Tuesday, April 24, 2012

Marshwood freshman wrestling beyond his years

Marshwood wrestler reflects back on 51-win season with Hawks

Foster's Daily Democrat
SOUTH BERWICK, Maine — Cody Hughes admits he is just having fun, which could mean for a lot of unhappy wrestling opponents by the time he graduates in 2015.

Oh well.

Hughes, just a freshman, played an instrumental role in Marshwood High School's Class A state championship season, the first in program history, and the fifth title overall. He went 51-2, was unbeaten in Maine, and was named the Class A tournament's outstanding wrestler after cruising to the 138-pound title.

He followed that up with a 5-2 mark last month at the New England championships in Providence, R.I., placing fifth at 138.

Cody is also a legacy wrestler, the son of Todd Hughes, the Marshwood Middle School wrestling coach. Todd is a 1990 Marshwood graduate, wrestling on some of veteran coach Matt Rix's first teams, including the program's first state championship squad in 1989 in Class B. His career record is 114-14-1.

"He's done his homework," said Rix, whose teams won four Class B titles from 1989 to 1999 before moving up to Class A in 2000. "He just doesn't do it for three months. He's really ramped it up in the offseason, and Todd's done a nice job with him."

The rangy 5-foot-10 freshman certainly wrestled beyond his years. Hughes came into high school with a talented freshman class. Rix's early concerns were quickly erased.

"I was concerned he would come in and think he was the top dog," Rix said. "It was the opposite. He was very humble. He did everything I asked of him. He was a real team player."

He was also very good. So good, in fact, that Rix named him the team's outstanding wrestler, an honor typically reserved for a junior or senior.

"He's so down to earth," Rix added. "I hope he stays that way."

To look at Hughes and his dad, you certainly wonder a little bit as Cody is 5-10 and his dad is 5-7.

"I get my height from my mom's side," said Cody with a smile. "They're all basketball players and they're all about 6-feet. I just fall into my mom's side."

Hughes is even keeled, not prone to getting too high or too low, and he's both smart and relentless on the mat.

"I try to go out there and win," he said. "I try to go for the pin, that helps the team the most. I got out there to get the most points I can and get after it. I just try to push the pace and keep going at the person."

Rix was impressed with Hughes' wrestling acumen and his ability to stay out of trouble.

"He knows when to get out and back off," Rix said. "His biggest strength is he's very smart wrestling on the mat. He's come up against stronger kids, but he hasn't put himself into a position where he was getting overpowered."

Todd said Hughe's lanky build gives him a reach that works to his advantage.

"He's definitely more technical than most of the freshman that we see," Todd said. "He's been able to adapt and grow with coach Rix's help in his offseason wrestling."
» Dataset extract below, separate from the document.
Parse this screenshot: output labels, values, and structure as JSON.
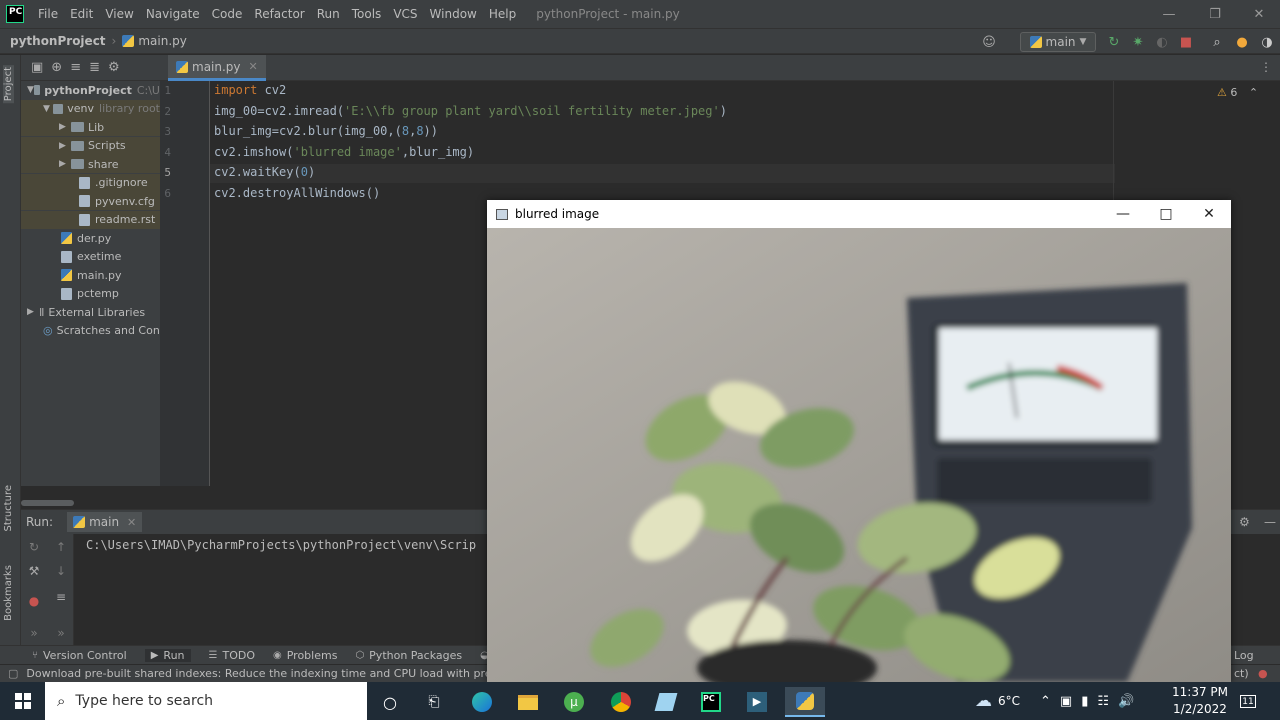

"I wrestle nationally in the offseason, so I know when it's close I play it safe in some situations or go hard," Hughes added. "I try not to put myself in bad situations."
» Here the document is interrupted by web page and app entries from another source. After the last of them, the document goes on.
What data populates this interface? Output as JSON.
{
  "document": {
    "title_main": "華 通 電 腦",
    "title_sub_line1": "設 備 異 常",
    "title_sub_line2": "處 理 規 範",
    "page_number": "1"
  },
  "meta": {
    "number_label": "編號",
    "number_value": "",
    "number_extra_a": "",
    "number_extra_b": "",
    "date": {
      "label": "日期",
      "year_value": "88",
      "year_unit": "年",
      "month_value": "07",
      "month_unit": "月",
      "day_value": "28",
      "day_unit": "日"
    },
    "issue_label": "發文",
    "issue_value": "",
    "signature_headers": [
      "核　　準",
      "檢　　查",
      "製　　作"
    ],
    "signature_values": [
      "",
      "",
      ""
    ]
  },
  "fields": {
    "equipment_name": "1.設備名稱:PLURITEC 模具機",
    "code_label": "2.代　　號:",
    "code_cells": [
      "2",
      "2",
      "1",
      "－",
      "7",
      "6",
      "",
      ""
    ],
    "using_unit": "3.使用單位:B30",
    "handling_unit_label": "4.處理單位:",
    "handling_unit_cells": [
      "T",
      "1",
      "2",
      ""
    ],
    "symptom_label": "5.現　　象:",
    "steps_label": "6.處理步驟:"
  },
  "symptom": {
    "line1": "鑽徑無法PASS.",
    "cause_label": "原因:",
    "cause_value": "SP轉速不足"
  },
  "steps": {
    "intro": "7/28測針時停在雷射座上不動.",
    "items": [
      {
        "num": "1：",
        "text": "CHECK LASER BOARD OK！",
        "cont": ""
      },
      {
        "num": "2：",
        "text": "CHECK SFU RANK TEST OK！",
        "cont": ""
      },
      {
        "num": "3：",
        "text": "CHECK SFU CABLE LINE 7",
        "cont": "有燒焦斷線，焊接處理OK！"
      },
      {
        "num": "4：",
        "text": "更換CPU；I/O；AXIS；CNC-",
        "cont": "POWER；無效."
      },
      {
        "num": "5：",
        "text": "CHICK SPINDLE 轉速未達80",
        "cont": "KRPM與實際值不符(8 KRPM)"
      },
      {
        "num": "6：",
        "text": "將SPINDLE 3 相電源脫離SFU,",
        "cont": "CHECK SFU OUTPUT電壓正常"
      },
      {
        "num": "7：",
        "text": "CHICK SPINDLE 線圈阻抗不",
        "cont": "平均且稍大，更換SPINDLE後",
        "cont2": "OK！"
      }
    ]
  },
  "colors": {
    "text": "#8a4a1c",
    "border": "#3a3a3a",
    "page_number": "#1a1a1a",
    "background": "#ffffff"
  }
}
And, of course, there's his cool demeanor. Hughes never seems to let the moment get to him.

"I try to be consistent," he said. "I keep cool. I don't try to get too angry. I'm just having fun."

"Being in some of the big tournaments in the past, it's helped with his emotions," Todd said. "He knows that it's great to win; it's great to be excited. But you don't need to rub it in anybody's face. You can be humble about it."
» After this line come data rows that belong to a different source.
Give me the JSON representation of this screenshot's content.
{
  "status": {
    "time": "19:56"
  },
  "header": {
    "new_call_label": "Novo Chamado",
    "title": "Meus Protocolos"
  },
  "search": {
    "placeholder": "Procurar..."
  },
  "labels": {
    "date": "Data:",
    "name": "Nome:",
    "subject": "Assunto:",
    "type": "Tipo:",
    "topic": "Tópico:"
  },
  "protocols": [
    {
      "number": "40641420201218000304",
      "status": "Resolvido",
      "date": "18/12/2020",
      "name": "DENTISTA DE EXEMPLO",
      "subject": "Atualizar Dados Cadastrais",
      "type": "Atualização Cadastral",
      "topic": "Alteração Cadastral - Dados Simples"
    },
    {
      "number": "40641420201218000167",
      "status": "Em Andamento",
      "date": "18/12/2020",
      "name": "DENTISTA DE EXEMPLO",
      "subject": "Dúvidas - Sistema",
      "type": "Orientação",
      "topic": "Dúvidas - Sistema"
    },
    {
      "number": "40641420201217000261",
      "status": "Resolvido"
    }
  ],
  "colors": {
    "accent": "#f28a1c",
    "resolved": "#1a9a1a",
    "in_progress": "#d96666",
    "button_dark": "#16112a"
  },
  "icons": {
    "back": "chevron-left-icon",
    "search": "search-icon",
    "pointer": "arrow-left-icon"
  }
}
It's an approach that has served Hughes well so far.

Late last month, Hughes wrestled at the NHSCA Freshman Nationals in Virginia Beach, Va., and went 5-2 and placed fourth at 138.

He has his eye on college and one of his goals is to wrestle at the Division I level.

"He has the ability to be a Division I wrestler," Todd said, "to win the New Englands, win in nationals. He's just got to focus and have fun with it, that's the main thing."

The father-son relationship is a good one, working well where that is not always the case.

"It's pretty easy most of the time," Hughes said.

"Except when I take you down, you get mad," his dad added with a laugh. "But it's definitely getting harder for me to wrestle him."